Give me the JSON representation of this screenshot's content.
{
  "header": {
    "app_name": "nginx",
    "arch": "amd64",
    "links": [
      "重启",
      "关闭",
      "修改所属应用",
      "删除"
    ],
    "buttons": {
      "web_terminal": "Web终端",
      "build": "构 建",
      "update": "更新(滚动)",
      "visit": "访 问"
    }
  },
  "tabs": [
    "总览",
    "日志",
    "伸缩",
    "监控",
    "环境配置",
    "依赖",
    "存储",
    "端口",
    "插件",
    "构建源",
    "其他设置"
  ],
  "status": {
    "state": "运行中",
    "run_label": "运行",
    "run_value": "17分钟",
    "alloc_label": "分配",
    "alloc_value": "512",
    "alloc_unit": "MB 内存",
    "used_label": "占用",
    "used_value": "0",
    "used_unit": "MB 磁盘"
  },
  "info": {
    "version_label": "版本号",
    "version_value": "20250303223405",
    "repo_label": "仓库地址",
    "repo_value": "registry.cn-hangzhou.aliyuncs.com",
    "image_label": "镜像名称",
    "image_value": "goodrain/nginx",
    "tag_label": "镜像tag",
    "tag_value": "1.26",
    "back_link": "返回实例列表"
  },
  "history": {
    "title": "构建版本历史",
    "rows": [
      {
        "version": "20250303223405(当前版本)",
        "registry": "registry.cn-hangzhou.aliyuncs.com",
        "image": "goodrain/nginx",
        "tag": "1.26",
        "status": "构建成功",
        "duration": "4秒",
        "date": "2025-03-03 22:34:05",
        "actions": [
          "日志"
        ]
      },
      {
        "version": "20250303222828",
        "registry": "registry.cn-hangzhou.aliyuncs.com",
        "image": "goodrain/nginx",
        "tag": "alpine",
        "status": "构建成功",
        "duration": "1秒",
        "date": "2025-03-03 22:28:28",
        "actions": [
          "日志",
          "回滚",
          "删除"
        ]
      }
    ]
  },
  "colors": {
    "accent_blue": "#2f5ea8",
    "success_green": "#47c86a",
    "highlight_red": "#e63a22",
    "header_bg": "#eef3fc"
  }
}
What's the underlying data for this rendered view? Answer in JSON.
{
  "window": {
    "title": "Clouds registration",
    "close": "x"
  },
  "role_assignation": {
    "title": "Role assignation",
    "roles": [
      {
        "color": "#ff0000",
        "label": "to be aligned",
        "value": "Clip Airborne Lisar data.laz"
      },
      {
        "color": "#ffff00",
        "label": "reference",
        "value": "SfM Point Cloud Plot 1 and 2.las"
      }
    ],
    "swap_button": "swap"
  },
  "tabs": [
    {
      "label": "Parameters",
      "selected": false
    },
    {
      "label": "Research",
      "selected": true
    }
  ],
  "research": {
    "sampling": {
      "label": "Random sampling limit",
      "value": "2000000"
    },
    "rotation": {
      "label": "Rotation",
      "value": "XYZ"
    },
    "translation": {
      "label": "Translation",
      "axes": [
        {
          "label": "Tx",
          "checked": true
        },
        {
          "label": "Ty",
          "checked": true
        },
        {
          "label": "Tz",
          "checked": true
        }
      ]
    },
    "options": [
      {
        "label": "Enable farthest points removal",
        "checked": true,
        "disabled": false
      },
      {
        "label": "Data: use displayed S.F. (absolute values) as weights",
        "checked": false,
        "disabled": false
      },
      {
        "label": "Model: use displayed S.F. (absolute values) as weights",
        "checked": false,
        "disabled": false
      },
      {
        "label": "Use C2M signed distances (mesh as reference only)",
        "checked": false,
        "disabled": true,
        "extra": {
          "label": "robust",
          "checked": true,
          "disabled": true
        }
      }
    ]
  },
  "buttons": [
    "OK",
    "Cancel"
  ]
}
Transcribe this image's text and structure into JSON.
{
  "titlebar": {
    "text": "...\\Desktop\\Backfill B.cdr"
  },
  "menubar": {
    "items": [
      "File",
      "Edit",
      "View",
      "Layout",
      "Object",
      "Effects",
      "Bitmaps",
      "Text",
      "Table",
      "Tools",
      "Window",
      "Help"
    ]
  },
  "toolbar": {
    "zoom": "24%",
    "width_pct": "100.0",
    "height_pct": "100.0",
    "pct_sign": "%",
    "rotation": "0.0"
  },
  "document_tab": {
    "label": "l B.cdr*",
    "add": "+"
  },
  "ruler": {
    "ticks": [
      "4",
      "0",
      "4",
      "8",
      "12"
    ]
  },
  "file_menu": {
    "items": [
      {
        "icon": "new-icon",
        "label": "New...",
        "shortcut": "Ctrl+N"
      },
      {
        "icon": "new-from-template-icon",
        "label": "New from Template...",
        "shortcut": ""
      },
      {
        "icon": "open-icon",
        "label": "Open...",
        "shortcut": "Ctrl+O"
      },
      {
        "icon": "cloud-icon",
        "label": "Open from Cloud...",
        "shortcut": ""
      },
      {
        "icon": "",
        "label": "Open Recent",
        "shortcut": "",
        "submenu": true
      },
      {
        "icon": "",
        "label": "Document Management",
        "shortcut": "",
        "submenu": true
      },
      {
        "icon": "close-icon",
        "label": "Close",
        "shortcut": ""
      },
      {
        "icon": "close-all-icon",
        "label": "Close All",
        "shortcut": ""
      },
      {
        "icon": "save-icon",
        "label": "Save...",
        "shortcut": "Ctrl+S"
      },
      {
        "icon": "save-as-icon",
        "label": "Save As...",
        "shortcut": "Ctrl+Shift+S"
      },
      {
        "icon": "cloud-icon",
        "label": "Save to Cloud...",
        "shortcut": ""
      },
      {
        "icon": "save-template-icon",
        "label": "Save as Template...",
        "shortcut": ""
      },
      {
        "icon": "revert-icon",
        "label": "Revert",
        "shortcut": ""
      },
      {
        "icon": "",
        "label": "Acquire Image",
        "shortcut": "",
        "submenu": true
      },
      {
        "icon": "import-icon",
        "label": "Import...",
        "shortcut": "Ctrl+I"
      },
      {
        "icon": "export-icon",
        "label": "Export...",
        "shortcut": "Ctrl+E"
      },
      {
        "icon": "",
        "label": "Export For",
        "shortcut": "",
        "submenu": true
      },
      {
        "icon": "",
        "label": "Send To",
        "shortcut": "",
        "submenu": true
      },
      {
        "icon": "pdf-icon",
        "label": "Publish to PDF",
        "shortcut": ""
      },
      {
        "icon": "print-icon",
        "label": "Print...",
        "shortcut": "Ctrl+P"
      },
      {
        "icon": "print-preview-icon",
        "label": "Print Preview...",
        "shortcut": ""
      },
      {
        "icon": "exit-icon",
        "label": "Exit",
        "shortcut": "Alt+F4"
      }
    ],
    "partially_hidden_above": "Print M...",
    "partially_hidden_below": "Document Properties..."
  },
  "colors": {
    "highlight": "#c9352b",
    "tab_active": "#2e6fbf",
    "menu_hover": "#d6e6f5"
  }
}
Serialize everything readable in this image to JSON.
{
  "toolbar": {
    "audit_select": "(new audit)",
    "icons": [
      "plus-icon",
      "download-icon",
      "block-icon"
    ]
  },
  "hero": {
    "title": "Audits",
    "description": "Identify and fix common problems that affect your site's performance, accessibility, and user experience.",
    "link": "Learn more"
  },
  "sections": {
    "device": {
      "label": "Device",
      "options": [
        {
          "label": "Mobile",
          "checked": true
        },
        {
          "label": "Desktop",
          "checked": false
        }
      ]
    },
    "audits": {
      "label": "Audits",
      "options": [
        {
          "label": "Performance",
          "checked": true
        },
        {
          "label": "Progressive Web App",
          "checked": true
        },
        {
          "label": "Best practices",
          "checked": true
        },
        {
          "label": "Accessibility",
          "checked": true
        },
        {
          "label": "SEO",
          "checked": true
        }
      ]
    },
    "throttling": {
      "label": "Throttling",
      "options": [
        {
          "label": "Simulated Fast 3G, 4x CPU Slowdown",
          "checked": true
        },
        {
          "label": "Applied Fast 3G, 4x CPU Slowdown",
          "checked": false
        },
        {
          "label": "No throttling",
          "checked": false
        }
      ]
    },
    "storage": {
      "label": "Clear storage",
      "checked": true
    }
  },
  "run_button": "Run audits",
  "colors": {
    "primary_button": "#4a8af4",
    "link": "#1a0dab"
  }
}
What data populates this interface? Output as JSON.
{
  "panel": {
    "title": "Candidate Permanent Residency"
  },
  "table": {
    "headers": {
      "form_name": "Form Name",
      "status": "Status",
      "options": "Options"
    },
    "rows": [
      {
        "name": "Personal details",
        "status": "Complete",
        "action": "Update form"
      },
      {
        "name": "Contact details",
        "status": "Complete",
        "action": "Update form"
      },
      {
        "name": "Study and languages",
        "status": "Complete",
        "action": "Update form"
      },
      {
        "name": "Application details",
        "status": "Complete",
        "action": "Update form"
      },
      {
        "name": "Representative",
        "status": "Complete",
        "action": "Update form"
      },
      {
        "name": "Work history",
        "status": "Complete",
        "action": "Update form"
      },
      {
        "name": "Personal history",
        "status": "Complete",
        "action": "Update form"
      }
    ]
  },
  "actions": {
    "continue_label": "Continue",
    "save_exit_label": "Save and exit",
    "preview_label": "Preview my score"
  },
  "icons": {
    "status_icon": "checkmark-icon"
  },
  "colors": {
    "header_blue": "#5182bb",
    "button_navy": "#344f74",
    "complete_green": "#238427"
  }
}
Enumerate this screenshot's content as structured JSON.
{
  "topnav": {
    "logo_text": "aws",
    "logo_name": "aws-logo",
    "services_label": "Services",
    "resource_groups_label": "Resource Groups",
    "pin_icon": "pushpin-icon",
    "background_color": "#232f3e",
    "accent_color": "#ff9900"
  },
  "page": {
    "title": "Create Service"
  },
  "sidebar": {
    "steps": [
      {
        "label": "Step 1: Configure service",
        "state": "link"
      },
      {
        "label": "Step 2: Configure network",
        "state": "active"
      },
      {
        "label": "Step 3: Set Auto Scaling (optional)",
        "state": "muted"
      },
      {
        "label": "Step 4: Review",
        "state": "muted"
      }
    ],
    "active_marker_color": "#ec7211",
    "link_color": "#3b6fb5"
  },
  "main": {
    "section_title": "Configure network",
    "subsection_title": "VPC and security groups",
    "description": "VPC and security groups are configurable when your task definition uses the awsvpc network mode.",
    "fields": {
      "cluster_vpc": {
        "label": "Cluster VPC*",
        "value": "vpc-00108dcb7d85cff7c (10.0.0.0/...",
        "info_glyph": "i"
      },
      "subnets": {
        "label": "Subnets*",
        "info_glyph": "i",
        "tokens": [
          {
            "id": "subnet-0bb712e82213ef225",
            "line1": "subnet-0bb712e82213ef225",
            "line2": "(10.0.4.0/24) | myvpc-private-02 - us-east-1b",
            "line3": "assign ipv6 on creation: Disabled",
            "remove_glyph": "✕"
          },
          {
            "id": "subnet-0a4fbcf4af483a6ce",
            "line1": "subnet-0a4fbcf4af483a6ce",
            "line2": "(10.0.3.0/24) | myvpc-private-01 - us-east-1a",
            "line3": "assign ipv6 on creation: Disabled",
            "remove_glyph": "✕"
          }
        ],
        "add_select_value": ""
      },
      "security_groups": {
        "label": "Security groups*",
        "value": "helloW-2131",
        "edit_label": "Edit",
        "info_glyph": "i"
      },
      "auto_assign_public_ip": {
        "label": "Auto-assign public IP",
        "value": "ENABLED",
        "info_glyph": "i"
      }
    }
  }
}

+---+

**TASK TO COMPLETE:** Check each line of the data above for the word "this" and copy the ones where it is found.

**TASK RESULT:**
Give me the JSON representation of this screenshot's content.
What's the underlying data for this rendered view? Answer in JSON.
Transcribe this image's text and structure into JSON.
Serialize everything readable in this image to JSON.
What data populates this interface? Output as JSON.
Enumerate this screenshot's content as structured JSON.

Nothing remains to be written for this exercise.